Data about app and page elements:
* * *
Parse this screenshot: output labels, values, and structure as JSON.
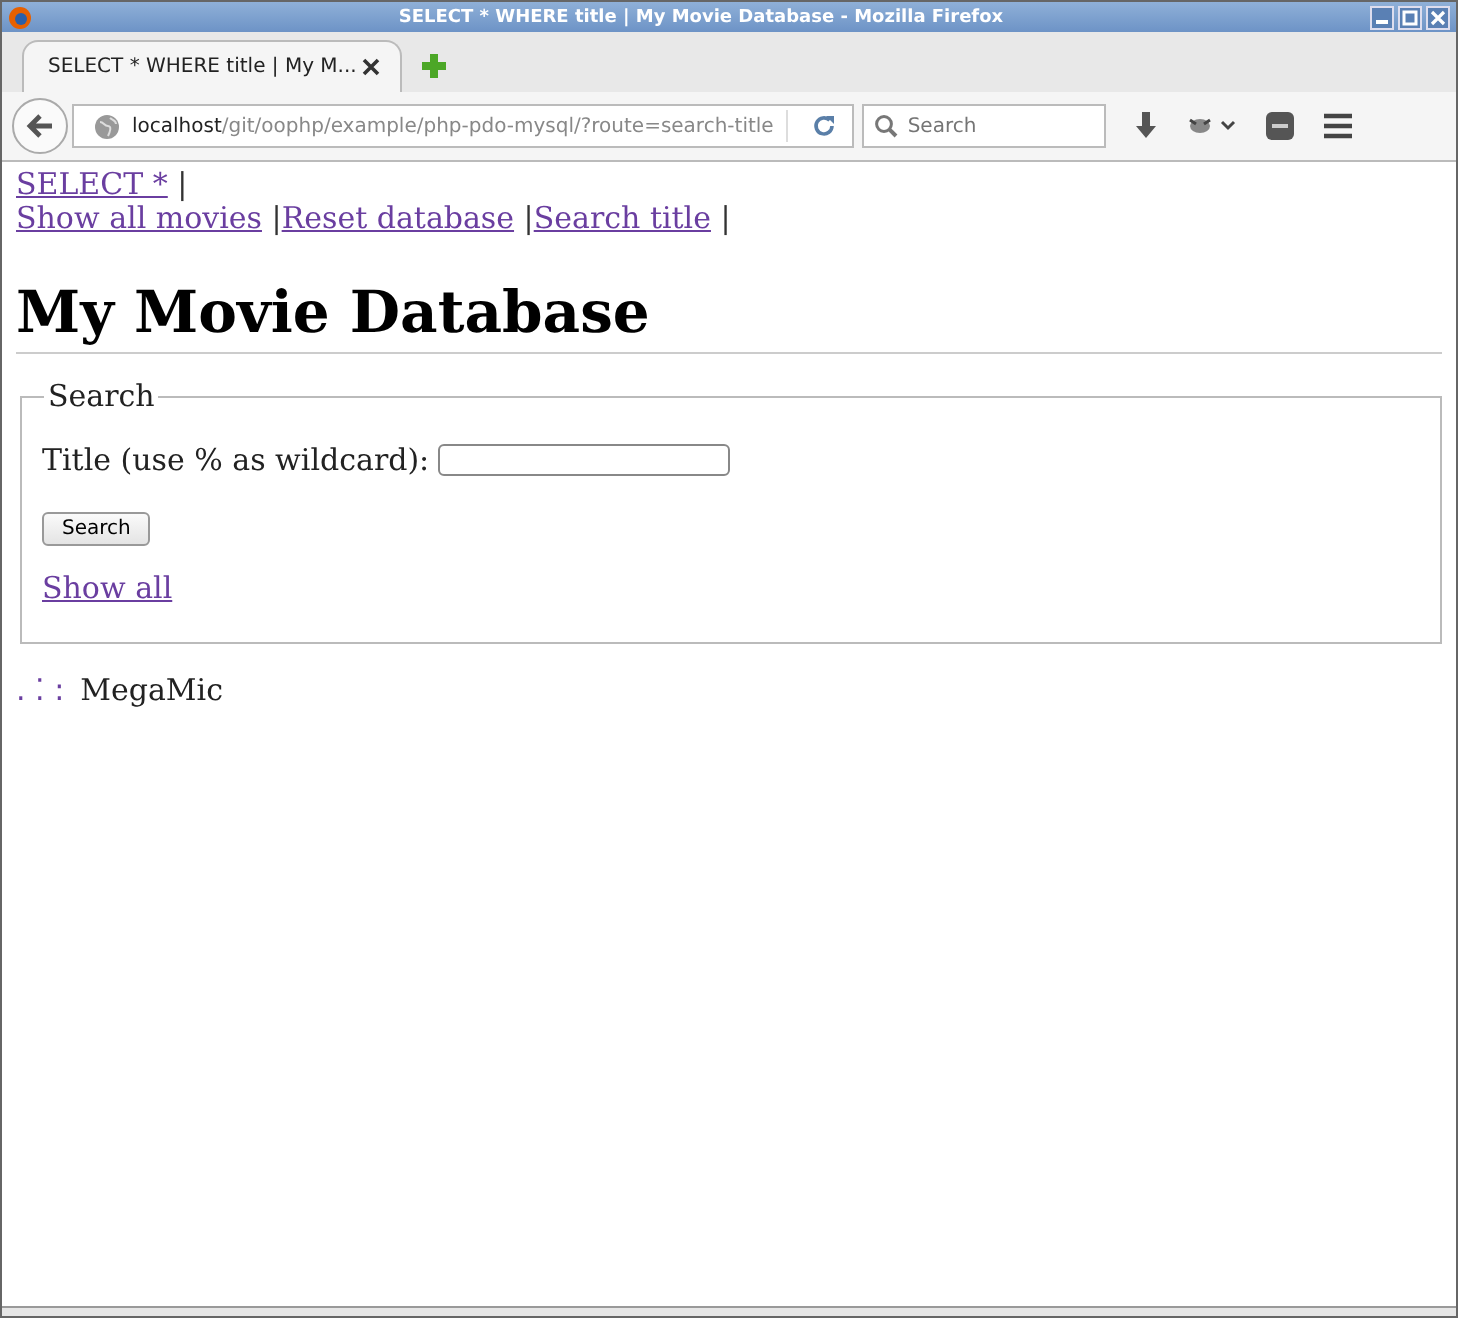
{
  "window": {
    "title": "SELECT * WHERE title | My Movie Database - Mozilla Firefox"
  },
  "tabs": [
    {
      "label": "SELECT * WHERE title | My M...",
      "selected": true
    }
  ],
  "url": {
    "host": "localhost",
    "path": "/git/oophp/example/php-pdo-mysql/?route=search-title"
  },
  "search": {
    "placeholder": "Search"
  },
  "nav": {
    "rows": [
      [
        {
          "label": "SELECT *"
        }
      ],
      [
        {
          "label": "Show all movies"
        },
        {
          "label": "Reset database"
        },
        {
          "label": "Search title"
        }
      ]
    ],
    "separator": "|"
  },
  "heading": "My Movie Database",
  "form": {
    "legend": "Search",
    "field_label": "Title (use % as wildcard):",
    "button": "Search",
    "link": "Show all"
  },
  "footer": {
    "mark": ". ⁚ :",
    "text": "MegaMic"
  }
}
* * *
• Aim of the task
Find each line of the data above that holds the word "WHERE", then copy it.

• Solution
    "title": "SELECT * WHERE title | My Movie Database - Mozilla Firefox"
      "label": "SELECT * WHERE title | My M...",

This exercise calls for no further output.